Kind of flat
But HB 5040 opponents, including members of the Michigan Licensed Beverage Association, say the bill is both unneeded and based on a misunderstanding.
MLBA’s executive director, Scott Ellis, told MLive.com, a local news outlet, “We have other pressing issues right now that need to be addressed over the amount of alcohol in the pint,” and furthermore, he claimed the word “pint” is a generic term that can refer to any glass of beer, not necessarily a 16-ounce measurement.
On the other hand, HB 5040 supporters counter, anti-fraud consumer laws already cover customers in gas stations and grocery stores—whether you buy a gallon of gas or a gallon of milk, that gallon’s supposed to adhere to a specific term of liquid measurement. Same goes for pint, quart and similar terms—if a pint of buttermilk from a grocery stores is supposed to hold 16 ounces, why not hold bars and restaurants to the same standard?

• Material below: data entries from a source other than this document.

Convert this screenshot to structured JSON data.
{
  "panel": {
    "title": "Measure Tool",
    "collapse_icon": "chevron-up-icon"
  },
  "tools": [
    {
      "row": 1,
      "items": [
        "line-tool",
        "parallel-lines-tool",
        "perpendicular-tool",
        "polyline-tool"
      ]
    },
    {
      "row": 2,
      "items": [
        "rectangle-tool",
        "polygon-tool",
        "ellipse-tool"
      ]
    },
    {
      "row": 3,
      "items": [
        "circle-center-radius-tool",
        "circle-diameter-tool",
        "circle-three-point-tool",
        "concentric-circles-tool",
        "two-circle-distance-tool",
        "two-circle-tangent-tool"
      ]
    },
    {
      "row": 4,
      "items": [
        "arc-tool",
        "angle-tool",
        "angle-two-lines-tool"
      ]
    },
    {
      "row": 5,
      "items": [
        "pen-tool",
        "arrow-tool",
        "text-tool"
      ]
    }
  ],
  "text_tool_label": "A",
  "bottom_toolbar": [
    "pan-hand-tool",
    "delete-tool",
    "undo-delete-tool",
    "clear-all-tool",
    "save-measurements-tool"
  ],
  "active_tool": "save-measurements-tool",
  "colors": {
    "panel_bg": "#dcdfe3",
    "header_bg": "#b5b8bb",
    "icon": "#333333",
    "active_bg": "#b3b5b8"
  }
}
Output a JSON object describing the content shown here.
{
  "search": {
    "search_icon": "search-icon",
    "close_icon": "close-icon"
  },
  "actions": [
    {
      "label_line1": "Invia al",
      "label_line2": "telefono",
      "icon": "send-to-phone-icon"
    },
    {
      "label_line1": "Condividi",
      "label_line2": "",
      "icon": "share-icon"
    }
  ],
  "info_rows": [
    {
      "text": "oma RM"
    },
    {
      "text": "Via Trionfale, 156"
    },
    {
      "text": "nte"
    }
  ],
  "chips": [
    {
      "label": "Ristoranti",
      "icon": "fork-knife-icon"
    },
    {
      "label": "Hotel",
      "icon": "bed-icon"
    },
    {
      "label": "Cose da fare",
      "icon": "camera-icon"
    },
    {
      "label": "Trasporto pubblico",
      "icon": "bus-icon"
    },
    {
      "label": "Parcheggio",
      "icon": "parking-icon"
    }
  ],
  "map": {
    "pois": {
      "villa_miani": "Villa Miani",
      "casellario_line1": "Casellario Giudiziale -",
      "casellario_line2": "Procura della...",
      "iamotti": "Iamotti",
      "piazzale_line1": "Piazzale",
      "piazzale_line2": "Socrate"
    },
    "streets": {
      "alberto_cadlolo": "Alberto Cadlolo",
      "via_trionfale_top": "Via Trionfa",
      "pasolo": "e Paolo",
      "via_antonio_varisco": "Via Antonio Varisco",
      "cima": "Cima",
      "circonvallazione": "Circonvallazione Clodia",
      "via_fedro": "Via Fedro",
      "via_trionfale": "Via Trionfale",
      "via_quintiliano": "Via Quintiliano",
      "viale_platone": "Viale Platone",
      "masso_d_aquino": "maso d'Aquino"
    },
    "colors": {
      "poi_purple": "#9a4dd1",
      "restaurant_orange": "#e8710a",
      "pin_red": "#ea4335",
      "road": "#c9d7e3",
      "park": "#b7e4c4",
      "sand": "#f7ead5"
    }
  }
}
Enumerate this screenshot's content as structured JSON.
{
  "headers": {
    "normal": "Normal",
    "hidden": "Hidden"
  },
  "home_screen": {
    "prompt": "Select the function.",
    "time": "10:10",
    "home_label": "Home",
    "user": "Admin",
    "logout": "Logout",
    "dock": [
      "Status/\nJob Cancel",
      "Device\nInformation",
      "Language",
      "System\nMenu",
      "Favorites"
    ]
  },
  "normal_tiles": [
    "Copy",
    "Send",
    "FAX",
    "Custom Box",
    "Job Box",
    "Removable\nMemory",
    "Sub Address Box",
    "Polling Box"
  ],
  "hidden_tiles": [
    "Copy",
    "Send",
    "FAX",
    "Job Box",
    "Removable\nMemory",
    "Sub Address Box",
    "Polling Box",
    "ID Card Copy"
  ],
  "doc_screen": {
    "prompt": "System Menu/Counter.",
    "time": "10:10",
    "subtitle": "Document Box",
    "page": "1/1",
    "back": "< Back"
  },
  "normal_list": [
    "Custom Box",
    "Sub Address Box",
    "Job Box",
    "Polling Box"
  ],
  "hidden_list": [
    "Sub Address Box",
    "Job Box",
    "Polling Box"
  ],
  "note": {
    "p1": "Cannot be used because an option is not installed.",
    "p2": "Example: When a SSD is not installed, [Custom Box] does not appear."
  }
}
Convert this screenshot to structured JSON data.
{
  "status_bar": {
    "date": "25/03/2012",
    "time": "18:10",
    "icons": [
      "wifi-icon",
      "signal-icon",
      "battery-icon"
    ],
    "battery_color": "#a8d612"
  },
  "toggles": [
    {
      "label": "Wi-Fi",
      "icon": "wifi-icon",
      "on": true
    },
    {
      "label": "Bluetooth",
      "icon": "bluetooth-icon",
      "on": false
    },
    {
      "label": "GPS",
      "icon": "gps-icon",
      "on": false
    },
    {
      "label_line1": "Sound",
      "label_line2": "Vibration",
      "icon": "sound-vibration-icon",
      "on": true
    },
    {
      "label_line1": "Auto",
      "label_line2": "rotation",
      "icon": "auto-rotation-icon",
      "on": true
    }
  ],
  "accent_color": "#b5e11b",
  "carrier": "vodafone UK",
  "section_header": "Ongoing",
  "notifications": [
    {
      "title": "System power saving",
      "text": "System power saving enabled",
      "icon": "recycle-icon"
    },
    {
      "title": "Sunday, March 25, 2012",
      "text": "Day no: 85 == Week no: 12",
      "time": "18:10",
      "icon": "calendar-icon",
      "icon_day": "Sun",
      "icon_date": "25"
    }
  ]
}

By contrast, “pint” glasses in bars and restaurants can hold as little as 12 ounces, only three-quarters of a pint.
As of press time, it’s far too early to predict whether the bill will make it into law, or just slowly evaporate in the legislature.